Work to complete
Report every line of the data that includes "this".

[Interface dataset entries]
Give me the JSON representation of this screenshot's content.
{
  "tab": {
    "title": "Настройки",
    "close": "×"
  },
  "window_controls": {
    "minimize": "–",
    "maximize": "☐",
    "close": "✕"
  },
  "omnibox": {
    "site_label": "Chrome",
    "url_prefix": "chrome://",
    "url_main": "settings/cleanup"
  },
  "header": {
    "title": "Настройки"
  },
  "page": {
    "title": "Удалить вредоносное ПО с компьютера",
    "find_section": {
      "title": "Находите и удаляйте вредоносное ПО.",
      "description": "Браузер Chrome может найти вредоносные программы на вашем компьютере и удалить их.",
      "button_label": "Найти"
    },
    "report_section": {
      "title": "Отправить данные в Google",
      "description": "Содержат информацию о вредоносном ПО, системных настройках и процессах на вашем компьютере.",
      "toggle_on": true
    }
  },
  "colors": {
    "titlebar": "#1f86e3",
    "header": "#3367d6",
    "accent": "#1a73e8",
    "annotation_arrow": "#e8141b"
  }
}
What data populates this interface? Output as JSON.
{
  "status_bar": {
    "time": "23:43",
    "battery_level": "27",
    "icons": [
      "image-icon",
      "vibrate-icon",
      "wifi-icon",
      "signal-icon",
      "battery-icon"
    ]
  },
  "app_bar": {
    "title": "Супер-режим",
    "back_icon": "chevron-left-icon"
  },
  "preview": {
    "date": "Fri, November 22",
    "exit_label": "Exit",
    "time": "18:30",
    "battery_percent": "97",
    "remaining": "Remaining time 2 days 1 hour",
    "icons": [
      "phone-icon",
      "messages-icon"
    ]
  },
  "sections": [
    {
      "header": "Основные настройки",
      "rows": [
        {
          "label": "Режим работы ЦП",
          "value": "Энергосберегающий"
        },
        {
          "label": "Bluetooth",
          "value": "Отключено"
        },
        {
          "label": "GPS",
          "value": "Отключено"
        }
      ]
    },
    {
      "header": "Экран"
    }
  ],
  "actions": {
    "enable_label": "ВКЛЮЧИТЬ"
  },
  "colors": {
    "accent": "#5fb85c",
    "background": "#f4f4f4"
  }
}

Solution
Give me the JSON representation of this screenshot's content.
What data populates this interface? Output as JSON.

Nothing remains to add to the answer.